The Stimulator is essentially an electric gas barbecue grill igniter outfitted with finger grips. When pressed against the skin, the devices sparks and causes a small electric shock. Makers of the device claim it can relieve headaches, back pain, arthritis, stress, menstrual cramps, earaches, sinus, nosebleeds, flu and other ailments.
Excerpted from the "U.S. FDA Consumer Alert on the Stimulator"
CLUE TO QUACKERY #1: Successful quack medical devices inspire copycats (after all, there is a lot of money to be gained!). The Oxydonor (1895) led to the Oxypathor (1910). Gaylord Wilshire's successful I-ON-A-CO Magnetic Belt (1925) spurred on the Magnecoil, the Restoro, and the Theronoid Belt (all late 1920's). The commercial success of the Stimulator has helped to promote the Acupoint Pulse Stimulator, the Piezo-DX Quartz Crystal, and the Crystaldyne Pain Reliever.
CLUE TO QUACKERY #2: Quack devices tend to cure a long list of diseases. The Stimulator and its kindred gas grill igniter devices claim to cure arthritis, carpal tunnel syndrome, headaches, low back pain, muscle and joint pain, headaches, stress, earaches, sinus, nosebleeds, flu and menstrual cramps. In the field of medical device quackery, this is a short list!
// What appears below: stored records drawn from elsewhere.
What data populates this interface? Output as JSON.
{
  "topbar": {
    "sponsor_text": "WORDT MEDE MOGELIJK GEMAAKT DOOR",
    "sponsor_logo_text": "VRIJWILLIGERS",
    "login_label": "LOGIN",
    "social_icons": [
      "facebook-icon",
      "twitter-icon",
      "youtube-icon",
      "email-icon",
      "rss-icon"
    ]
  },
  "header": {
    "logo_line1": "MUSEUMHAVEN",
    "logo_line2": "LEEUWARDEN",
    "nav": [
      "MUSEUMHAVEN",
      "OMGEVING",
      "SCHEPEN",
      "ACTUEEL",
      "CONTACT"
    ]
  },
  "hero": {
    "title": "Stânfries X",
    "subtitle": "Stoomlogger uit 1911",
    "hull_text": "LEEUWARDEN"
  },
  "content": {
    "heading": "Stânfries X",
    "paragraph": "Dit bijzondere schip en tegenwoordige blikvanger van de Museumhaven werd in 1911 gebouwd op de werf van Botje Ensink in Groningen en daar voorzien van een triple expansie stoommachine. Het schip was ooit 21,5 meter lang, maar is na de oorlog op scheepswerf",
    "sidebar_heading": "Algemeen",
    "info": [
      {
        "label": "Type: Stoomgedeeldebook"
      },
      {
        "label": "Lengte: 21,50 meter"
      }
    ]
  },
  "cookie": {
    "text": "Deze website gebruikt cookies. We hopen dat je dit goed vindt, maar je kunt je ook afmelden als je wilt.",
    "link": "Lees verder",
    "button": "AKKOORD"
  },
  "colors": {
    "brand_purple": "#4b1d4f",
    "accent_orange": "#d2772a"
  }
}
CLUE TO QUACKERY #3: Quack devices rely on testimonials from individuals to back them up because they lack bona fide studies showing their effectiveness. Of course, the quacks never show testimonials like this one from an activist with the Colombia Better Business Bureau:
My wife suffers from occasional back pain. We tried it [the Stimulator] on her lower back. Her only response was a quick gasp from the electrical poke, but nothing more. The pain remained.
From Colombia State Newspaper Columns, "The Stimulator," Jan. 20, 1997
Estimated manufacturing cost for the devices is about $2. Add costs of marketing, sales, and distribution and its easy to see why hardware stores sell gas grill igniters for under $5. Quacks are selling these devices as medical cures for $30-$139! What a profit margin!
Gas Grill Igniter Links
Consumer Protection Today: Medical Fraud
Questions about medical devices? Check with these free sources:
The Museum of Questionable Medical Devices
Quick Links to Electrical Quackery
Museum of Questionable Medical Devices